#### Aim of the exercise:
Among the entries that follow, how many lines contain the string "type"? Answer with that number only.

#### Records shown:
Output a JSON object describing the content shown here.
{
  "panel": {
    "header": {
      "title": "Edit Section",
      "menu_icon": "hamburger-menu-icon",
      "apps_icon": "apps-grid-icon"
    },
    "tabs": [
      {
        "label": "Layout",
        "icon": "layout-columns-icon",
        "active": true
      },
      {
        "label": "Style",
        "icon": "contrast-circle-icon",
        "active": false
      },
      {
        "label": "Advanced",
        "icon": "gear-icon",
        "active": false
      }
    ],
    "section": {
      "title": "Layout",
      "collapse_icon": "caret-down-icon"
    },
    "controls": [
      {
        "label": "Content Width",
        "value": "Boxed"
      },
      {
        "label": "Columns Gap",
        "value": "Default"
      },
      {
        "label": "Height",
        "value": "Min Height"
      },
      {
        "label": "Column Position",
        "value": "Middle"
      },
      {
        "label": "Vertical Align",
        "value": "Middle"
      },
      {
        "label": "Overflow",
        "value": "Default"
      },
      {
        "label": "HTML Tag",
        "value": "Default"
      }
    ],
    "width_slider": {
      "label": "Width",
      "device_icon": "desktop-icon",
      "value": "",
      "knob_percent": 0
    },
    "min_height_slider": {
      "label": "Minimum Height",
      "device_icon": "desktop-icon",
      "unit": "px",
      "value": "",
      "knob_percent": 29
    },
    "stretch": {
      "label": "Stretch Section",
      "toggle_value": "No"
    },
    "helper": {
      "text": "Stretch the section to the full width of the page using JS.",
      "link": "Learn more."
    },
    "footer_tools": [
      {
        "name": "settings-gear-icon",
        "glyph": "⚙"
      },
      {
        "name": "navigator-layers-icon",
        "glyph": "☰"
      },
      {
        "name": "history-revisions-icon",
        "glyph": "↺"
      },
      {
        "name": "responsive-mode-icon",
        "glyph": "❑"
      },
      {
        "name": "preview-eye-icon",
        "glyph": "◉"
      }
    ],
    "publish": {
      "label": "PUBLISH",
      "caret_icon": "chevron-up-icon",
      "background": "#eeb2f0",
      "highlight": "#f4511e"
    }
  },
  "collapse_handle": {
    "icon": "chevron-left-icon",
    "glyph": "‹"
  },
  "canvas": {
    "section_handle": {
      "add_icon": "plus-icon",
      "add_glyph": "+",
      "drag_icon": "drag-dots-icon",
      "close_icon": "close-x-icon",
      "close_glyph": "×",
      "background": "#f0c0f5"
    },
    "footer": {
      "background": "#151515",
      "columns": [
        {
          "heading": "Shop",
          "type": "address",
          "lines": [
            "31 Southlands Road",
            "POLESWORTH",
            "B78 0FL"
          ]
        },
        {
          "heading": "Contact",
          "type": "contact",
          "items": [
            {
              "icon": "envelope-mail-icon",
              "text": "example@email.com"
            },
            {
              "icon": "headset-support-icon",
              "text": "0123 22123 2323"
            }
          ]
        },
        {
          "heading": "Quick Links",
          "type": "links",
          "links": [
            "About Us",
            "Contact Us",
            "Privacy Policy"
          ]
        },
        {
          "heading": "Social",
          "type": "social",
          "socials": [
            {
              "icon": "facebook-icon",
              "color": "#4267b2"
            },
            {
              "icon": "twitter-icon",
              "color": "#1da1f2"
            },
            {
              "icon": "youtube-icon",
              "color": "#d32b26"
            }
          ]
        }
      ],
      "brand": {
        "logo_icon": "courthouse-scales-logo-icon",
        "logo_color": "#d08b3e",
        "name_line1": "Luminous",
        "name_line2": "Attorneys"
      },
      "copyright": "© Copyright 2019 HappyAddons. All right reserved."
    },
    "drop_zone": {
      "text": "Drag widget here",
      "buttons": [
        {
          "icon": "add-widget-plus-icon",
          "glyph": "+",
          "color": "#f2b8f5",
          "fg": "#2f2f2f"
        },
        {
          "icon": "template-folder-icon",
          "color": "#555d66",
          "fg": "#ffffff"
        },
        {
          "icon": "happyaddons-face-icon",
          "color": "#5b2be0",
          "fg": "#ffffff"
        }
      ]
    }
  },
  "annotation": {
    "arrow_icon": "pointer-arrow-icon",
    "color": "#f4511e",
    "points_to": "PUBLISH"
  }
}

#### Result of this task:
4